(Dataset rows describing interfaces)

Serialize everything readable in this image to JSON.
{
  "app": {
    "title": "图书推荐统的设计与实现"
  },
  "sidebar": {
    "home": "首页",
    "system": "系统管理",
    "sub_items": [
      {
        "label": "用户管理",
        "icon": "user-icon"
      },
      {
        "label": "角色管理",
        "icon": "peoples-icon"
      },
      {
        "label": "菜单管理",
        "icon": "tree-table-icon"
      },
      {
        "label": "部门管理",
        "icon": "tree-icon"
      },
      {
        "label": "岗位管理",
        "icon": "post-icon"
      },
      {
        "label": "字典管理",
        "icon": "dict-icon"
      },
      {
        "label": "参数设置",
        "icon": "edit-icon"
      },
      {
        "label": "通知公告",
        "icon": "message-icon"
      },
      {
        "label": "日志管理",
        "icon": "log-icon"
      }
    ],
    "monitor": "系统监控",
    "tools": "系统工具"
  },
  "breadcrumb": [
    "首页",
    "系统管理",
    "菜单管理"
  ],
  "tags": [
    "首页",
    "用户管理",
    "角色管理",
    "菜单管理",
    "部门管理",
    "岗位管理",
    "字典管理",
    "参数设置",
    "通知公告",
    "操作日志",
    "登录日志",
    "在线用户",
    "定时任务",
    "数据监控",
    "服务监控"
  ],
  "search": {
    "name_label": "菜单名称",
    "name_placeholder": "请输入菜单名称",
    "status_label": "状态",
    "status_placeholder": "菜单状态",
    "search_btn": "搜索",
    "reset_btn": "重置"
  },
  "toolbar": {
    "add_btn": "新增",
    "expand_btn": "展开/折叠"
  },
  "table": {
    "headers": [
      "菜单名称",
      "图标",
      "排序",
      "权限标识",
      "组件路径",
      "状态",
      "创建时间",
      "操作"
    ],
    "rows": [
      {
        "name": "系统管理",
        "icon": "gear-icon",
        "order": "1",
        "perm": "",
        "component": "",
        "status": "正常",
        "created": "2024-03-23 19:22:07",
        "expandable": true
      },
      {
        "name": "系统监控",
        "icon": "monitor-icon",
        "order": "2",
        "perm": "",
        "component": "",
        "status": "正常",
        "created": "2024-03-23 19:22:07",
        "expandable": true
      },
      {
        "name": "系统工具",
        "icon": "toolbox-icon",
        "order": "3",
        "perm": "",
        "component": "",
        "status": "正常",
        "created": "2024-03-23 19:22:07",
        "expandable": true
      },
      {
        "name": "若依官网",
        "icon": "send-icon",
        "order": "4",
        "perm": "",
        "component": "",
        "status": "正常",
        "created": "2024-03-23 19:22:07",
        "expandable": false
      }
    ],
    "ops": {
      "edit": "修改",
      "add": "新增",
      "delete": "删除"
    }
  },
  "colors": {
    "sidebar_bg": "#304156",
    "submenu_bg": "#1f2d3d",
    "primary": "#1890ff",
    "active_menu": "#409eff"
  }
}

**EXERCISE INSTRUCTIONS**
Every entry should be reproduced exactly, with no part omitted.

**TASK RESPONSE**
Serialize everything readable in this image to JSON.
{
  "app": {
    "title": "图书推荐统的设计与实现"
  },
  "sidebar": {
    "home": "首页",
    "system": "系统管理",
    "sub_items": [
      {
        "label": "用户管理",
        "icon": "user-icon"
      },
      {
        "label": "角色管理",
        "icon": "peoples-icon"
      },
      {
        "label": "菜单管理",
        "icon": "tree-table-icon"
      },
      {
        "label": "部门管理",
        "icon": "tree-icon"
      },
      {
        "label": "岗位管理",
        "icon": "post-icon"
      },
      {
        "label": "字典管理",
        "icon": "dict-icon"
      },
      {
        "label": "参数设置",
        "icon": "edit-icon"
      },
      {
        "label": "通知公告",
        "icon": "message-icon"
      },
      {
        "label": "日志管理",
        "icon": "log-icon"
      }
    ],
    "monitor": "系统监控",
    "tools": "系统工具"
  },
  "breadcrumb": [
    "首页",
    "系统管理",
    "菜单管理"
  ],
  "tags": [
    "首页",
    "用户管理",
    "角色管理",
    "菜单管理",
    "部门管理",
    "岗位管理",
    "字典管理",
    "参数设置",
    "通知公告",
    "操作日志",
    "登录日志",
    "在线用户",
    "定时任务",
    "数据监控",
    "服务监控"
  ],
  "search": {
    "name_label": "菜单名称",
    "name_placeholder": "请输入菜单名称",
    "status_label": "状态",
    "status_placeholder": "菜单状态",
    "search_btn": "搜索",
    "reset_btn": "重置"
  },
  "toolbar": {
    "add_btn": "新增",
    "expand_btn": "展开/折叠"
  },
  "table": {
    "headers": [
      "菜单名称",
      "图标",
      "排序",
      "权限标识",
      "组件路径",
      "状态",
      "创建时间",
      "操作"
    ],
    "rows": [
      {
        "name": "系统管理",
        "icon": "gear-icon",
        "order": "1",
        "perm": "",
        "component": "",
        "status": "正常",
        "created": "2024-03-23 19:22:07",
        "expandable": true
      },
      {
        "name": "系统监控",
        "icon": "monitor-icon",
        "order": "2",
        "perm": "",
        "component": "",
        "status": "正常",
        "created": "2024-03-23 19:22:07",
        "expandable": true
      },
      {
        "name": "系统工具",
        "icon": "toolbox-icon",
        "order": "3",
        "perm": "",
        "component": "",
        "status": "正常",
        "created": "2024-03-23 19:22:07",
        "expandable": true
      },
      {
        "name": "若依官网",
        "icon": "send-icon",
        "order": "4",
        "perm": "",
        "component": "",
        "status": "正常",
        "created": "2024-03-23 19:22:07",
        "expandable": false
      }
    ],
    "ops": {
      "edit": "修改",
      "add": "新增",
      "delete": "删除"
    }
  },
  "colors": {
    "sidebar_bg": "#304156",
    "submenu_bg": "#1f2d3d",
    "primary": "#1890ff",
    "active_menu": "#409eff"
  }
}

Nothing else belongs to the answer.